ACTIVITY: Report each line below that carries the word "Quantità".

Items from an interface collection:

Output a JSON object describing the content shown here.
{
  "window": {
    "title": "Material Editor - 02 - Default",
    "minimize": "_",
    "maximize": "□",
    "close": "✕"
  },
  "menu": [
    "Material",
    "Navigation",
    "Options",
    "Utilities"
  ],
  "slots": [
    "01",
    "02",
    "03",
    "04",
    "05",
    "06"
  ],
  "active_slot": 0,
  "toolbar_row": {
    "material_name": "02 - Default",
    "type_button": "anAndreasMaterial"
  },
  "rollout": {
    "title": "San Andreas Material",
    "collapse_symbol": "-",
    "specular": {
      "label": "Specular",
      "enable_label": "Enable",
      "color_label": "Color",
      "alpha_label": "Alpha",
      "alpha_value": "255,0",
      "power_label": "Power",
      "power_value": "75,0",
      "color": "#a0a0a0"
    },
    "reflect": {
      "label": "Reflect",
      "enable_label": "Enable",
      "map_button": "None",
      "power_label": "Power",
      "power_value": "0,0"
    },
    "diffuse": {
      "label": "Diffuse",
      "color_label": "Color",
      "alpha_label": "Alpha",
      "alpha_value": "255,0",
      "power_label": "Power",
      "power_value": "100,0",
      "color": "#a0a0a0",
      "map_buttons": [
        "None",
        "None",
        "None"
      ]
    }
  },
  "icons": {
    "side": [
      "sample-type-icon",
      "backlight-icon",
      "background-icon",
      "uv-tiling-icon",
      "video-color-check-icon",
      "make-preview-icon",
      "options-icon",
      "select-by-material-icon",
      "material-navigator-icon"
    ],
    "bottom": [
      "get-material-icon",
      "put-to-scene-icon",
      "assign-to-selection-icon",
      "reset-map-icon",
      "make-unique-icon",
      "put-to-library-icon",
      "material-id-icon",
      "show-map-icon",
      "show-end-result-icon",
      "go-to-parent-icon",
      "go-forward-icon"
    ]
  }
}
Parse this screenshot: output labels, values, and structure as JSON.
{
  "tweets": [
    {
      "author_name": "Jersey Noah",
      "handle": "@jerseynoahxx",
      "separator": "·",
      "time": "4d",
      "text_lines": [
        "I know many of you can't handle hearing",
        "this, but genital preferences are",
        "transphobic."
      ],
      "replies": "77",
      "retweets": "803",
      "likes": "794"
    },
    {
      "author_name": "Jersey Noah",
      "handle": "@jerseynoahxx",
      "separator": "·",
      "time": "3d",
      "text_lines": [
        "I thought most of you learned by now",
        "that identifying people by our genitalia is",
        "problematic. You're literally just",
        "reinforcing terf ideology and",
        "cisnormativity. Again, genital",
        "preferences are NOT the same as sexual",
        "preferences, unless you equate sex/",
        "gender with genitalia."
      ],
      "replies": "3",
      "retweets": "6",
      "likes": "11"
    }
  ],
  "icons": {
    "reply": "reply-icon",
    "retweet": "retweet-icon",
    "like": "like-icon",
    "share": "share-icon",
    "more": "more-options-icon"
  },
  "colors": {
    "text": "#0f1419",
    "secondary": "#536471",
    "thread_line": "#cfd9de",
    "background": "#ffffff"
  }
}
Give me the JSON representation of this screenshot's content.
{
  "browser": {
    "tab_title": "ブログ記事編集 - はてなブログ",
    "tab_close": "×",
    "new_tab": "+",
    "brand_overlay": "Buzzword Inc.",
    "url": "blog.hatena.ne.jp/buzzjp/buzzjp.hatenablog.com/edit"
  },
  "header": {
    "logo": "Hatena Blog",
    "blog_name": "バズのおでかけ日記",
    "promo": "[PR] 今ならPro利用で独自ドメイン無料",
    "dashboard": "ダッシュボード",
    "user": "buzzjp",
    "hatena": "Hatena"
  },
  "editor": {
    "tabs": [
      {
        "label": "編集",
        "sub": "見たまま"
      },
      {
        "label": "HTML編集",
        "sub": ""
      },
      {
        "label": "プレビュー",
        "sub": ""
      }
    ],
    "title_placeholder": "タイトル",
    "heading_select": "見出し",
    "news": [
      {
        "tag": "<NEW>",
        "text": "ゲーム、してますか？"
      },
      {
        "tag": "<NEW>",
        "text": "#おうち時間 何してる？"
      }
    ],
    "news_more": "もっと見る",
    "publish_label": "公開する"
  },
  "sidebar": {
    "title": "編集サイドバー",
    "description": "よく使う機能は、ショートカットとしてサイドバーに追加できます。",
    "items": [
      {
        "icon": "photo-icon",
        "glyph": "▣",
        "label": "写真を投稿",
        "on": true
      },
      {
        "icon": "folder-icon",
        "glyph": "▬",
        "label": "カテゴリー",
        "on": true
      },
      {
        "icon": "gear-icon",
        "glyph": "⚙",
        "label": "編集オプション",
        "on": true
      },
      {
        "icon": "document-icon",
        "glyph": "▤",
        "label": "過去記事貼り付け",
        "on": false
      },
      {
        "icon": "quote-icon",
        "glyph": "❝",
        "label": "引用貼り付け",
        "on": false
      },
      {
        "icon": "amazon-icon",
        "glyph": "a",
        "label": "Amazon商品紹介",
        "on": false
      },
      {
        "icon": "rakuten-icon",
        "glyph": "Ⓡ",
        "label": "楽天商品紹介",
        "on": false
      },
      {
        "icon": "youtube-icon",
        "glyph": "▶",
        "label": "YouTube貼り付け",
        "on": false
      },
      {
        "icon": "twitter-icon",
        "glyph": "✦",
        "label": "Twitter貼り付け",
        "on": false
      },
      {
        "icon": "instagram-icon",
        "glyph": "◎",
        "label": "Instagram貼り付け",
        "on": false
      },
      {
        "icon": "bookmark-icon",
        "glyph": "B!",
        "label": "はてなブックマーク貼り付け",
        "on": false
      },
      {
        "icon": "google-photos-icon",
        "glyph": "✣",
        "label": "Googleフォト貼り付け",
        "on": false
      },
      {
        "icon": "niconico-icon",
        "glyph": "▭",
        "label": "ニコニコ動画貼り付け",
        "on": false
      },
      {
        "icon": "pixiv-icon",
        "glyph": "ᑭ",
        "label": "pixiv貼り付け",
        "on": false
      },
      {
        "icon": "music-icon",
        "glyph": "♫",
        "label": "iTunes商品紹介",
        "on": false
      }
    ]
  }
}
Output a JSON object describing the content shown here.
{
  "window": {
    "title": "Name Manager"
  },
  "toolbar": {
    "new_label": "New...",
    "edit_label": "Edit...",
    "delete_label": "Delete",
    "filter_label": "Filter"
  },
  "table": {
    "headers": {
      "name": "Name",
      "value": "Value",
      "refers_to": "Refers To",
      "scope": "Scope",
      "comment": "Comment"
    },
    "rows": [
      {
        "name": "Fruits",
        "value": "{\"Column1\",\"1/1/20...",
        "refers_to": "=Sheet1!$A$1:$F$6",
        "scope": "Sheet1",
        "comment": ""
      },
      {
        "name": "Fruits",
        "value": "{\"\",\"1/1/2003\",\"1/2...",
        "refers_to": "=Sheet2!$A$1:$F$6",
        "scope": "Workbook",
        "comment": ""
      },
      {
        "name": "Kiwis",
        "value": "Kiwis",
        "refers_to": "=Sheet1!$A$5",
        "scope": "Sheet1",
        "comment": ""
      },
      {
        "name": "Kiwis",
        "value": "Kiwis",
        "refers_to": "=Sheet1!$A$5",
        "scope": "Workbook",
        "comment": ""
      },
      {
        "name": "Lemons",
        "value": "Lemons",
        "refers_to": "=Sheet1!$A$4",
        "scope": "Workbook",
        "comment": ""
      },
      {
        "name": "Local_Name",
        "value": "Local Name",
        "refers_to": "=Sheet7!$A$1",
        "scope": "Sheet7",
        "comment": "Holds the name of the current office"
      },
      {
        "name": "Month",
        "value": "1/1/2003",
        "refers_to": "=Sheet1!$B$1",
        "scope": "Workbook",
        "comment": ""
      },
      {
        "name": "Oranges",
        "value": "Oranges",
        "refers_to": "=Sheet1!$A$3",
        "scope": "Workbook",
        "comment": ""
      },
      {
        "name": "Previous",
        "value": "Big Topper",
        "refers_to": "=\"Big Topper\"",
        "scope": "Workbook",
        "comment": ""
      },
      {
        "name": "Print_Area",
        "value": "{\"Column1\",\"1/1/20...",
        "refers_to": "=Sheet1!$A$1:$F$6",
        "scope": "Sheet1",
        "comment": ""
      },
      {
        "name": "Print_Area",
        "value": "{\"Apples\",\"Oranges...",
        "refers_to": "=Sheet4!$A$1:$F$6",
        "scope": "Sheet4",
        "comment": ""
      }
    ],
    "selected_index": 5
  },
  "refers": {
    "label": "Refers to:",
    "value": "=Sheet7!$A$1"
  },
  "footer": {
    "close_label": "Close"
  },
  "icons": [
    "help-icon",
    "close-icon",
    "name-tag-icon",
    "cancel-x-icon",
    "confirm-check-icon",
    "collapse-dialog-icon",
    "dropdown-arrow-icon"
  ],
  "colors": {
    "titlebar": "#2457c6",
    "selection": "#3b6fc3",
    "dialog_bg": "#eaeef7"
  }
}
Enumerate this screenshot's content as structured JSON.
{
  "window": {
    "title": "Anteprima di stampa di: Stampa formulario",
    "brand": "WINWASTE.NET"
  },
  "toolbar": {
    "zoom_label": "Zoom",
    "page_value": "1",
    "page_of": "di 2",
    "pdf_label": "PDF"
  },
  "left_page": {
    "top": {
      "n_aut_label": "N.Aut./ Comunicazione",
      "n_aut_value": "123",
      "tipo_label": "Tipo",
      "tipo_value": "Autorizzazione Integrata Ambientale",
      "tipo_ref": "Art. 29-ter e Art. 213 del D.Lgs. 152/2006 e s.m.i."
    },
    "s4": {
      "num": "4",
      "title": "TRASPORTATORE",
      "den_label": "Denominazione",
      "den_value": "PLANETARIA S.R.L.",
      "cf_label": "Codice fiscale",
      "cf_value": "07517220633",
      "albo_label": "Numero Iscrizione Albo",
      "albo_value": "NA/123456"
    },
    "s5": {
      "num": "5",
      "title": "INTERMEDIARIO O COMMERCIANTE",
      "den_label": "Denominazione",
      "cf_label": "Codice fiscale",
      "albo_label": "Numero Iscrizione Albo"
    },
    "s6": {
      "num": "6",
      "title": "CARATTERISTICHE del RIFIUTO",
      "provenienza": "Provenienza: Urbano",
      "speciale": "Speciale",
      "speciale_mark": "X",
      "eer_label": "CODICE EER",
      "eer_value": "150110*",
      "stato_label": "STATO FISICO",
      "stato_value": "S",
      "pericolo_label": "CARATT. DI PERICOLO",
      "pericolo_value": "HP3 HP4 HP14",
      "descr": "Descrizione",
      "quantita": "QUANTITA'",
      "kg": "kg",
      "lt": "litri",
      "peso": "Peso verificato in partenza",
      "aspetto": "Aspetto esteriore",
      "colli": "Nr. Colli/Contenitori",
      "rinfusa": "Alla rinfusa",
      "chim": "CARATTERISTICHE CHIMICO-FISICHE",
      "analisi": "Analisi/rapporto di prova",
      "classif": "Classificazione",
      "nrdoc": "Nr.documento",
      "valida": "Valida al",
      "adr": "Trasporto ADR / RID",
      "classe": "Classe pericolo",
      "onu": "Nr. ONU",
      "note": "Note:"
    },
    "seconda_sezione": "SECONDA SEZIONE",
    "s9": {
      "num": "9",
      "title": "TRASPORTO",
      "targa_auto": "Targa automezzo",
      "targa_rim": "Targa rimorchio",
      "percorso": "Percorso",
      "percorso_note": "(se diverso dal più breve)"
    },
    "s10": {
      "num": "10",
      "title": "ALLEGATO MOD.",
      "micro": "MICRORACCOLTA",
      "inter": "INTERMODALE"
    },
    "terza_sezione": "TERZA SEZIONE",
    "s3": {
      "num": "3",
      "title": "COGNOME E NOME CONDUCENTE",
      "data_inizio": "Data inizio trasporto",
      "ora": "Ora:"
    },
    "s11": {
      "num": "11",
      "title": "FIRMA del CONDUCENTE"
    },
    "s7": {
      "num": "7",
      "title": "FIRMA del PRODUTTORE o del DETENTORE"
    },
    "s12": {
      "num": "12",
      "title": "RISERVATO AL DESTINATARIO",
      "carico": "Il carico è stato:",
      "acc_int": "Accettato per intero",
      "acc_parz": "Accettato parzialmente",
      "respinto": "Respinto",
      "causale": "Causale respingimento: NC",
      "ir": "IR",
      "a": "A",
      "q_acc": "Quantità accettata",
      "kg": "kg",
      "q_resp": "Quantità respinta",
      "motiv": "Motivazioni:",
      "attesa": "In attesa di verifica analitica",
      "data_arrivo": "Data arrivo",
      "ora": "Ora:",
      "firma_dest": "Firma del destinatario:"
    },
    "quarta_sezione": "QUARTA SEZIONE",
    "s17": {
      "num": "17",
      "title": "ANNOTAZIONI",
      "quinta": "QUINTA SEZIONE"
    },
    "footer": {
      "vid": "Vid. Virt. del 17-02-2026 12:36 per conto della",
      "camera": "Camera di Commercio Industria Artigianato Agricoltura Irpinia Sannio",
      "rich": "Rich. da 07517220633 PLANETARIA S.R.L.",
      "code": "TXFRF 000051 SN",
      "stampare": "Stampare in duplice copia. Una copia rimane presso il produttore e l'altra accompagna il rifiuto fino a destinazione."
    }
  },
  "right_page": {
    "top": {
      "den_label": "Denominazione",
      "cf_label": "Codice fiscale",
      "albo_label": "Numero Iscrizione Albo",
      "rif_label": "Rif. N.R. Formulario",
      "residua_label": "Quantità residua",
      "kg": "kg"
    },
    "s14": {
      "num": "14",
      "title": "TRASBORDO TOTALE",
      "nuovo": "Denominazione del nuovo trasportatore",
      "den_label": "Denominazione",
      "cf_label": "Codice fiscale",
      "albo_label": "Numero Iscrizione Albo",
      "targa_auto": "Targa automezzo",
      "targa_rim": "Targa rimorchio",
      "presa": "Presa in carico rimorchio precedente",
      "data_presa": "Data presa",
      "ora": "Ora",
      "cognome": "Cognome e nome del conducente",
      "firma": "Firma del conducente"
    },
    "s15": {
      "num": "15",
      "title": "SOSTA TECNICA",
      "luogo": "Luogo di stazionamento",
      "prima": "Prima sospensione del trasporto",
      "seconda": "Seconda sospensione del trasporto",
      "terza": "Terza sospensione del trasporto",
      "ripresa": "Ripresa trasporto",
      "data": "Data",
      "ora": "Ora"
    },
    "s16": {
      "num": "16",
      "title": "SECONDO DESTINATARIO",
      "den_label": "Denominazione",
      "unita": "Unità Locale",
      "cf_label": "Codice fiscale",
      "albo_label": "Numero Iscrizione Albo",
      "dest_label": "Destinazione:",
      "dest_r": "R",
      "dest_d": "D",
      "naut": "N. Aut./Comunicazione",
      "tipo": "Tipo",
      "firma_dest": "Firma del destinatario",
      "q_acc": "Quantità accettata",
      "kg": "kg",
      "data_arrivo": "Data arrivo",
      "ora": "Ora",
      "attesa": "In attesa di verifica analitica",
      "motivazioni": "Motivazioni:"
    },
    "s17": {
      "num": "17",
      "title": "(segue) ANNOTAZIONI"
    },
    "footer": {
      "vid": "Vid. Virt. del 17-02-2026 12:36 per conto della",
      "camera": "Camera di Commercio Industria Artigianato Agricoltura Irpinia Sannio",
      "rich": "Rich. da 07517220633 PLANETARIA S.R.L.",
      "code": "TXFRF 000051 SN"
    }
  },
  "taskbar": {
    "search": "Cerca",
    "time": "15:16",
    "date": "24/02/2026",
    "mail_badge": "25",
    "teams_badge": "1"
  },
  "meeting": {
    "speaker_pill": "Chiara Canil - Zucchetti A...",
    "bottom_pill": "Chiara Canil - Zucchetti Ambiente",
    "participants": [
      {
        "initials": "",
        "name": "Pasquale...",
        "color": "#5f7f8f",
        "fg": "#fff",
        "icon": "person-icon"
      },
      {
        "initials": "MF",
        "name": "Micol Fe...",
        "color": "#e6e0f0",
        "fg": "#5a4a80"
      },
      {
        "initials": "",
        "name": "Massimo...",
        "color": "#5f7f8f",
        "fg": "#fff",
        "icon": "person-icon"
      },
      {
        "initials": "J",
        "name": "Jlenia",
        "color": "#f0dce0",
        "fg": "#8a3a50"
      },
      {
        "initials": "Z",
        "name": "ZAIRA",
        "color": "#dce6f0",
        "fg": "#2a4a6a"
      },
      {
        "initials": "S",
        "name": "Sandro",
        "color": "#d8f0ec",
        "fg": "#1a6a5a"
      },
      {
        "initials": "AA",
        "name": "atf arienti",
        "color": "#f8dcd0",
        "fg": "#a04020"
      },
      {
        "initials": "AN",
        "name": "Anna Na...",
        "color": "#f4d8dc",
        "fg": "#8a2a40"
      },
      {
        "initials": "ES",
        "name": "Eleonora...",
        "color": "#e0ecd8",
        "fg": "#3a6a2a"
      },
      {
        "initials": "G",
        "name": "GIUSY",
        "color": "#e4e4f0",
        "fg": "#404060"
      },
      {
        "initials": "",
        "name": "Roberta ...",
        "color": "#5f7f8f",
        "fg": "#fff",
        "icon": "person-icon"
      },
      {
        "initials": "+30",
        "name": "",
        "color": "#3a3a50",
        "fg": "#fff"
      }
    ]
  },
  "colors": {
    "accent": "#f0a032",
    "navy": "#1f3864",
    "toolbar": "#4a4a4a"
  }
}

SOLUTION FOR THIS TASK:
      "q_acc": "Quantità accettata",
      "q_resp": "Quantità respinta",
      "residua_label": "Quantità residua",
      "q_acc": "Quantità accettata",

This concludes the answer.